Fair Value Measurements
|6 Months Ended|
Jun. 30, 2015
|Fair Value Disclosures [Abstract]|
|Fair Value Disclosures [Text Block]||
Note 2. Fair Value Measurements
Fair value is the price that would be received from the sale of an asset or paid to transfer a liability assuming an orderly transaction in the most advantageous market at the measurement date. U.S. GAAP establishes a hierarchical disclosure framework which prioritizes and ranks the level of observability of inputs used in measuring fair value. These levels are:
Financial Assets and Liabilities Measured at Fair Value on a Recurring Basis
We have segregated our financial assets and liabilities that are measured at fair value into the most appropriate level within the fair value hierarchy based on the inputs used to determine the fair value at the measurement date.
The inputs used in measuring the fair value of cash and cash equivalents are considered to be Level 1 in accordance with the three-tier fair value hierarchy. The fair market values are based on period-end statements supplied by the various banks and brokers that held the majority of our funds.
We had no financial assets or liabilities measured at fair value using level 3 inputs on a recurring basis at June 30, 2015 or December 31, 2014.
The following table presents the activity for those items measured at fair value on a recurring basis using Level 3 inputs for the six months ended June 30, 2014:
The (gains) losses resulting from the changes in the fair value of the derivative instruments are classified as the “change in the fair value of derivative instruments” in the accompanying condensed statements of operations. The fair value of the common stock purchase warrants is determined based on the Black-Scholes option pricing model for “plain vanilla” stock options and other option pricing models as appropriate, and includes the use of unobservable inputs such as the expected term, anticipated volatility and expected dividends. Changes in any of the assumptions related to the unobservable inputs identified above may change the embedded conversion options’ fair value; increases in expected term, anticipated volatility and expected dividends generally result in increases in fair value, while decreases in these unobservable inputs generally result in decreases in fair value.

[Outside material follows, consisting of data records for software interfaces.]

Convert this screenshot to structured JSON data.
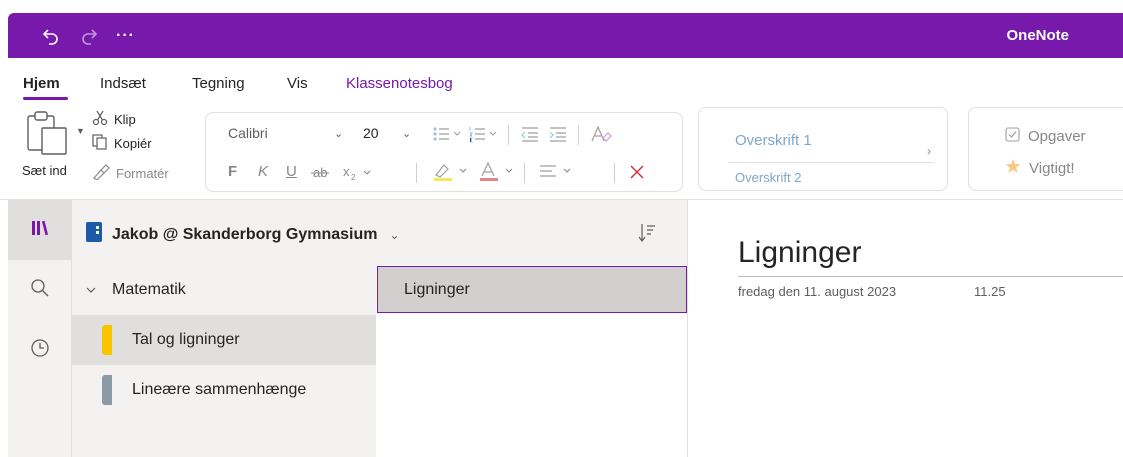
{
  "app": {
    "name": "OneNote",
    "more": "···"
  },
  "tabs": [
    {
      "label": "Hjem"
    },
    {
      "label": "Indsæt"
    },
    {
      "label": "Tegning"
    },
    {
      "label": "Vis"
    },
    {
      "label": "Klassenotesbog"
    }
  ],
  "clipboard": {
    "paste": "Sæt ind",
    "cut": "Klip",
    "copy": "Kopiér",
    "format": "Formatér"
  },
  "font": {
    "name": "Calibri",
    "size": "20",
    "bold": "F",
    "italic": "K",
    "underline": "U"
  },
  "styles": {
    "heading1": "Overskrift 1",
    "heading2": "Overskrift 2"
  },
  "tags": {
    "todo": "Opgaver",
    "important": "Vigtigt!"
  },
  "notebook": {
    "title": "Jakob @ Skanderborg Gymnasium"
  },
  "section_group": {
    "label": "Matematik"
  },
  "sections": [
    {
      "label": "Tal og ligninger",
      "color": "#f8c400"
    },
    {
      "label": "Lineære sammenhænge",
      "color": "#8a9ba7"
    }
  ],
  "pages": [
    {
      "label": "Ligninger"
    }
  ],
  "page": {
    "title": "Ligninger",
    "date": "fredag den 11. august 2023",
    "time": "11.25"
  },
  "colors": {
    "accent": "#7719aa",
    "heading": "#7ea7c9",
    "notebook_icon": "#1b5aa6"
  }
}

Non-Financial Assets and Liabilities Measure at Fair Value on a Recurring Basis
We have no non-financial assets or liabilities that are measured at fair value on a recurring basis.
Non-Financial Assets and Liabilities Measured at Fair Value on a Nonrecurring Basis

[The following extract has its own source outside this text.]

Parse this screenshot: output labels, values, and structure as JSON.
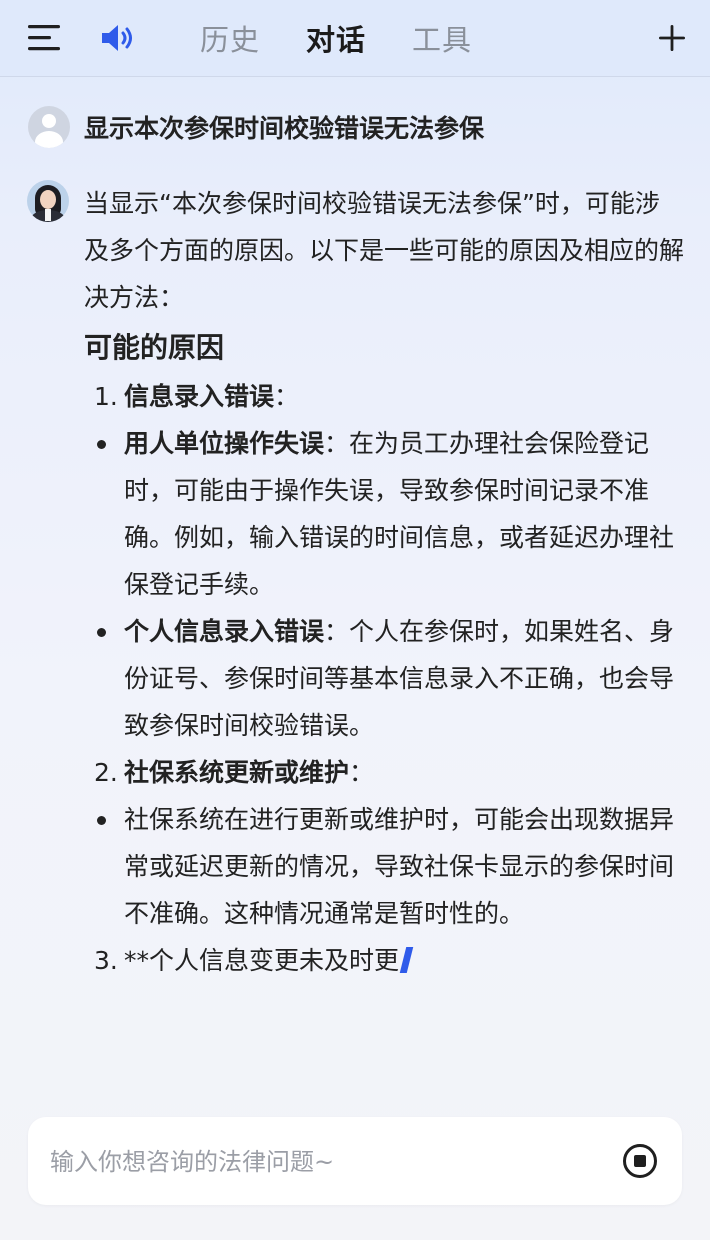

We measure our long-lived assets, including property and equipment and patent assets, at fair value on a nonrecurring basis. These assets are recognized at fair value when they are deemed to be other-than-temporarily impaired. No such fair value impairment was recognized in the six months ended June 30, 2015 or 2014.
The entire disclosure for the fair value of financial instruments (as defined), including financial assets and financial liabilities (collectively, as defined), and the measurements of those instruments as well as disclosures related to the fair value of non-financial assets and liabilities. Such disclosures about the financial instruments, assets, and liabilities would include: (1) the fair value of the required items together with their carrying amounts (as appropriate); (2) for items for which it is not practicable to estimate fair value, disclosure would include: (a) information pertinent to estimating fair value (including, carrying amount, effective interest rate, and maturity, and (b) the reasons why it is not practicable to estimate fair value; (3) significant concentrations of credit risk including: (a) information about the activity, region, or economic characteristics identifying a concentration, (b) the maximum amount of loss the entity is exposed to based on the gross fair value of the related item, (c) policy for requiring collateral or other security and information as to accessing such collateral or security, and (d) the nature and brief description of such collateral or security; (4) quantitative information about market risks and how such risks are managed; (5) for items measured on both a recurring and nonrecurring basis information regarding the inputs used to develop the fair value measurement; and (6) for items presented in the financial statement for which fair value measurement is elected: (a) information necessary to understand the reasons for the election, (b) discussion of the effect of fair value changes on earnings, (c) a description of [similar groups] items for which the election is made and the relation thereof to the balance sheet, the aggregate carrying value of items included in the balance sheet that are not eligible for the election; (7) all other required (as defined) and desired information.
Reference 1: http://www.xbrl.org/2003/role/presentationRef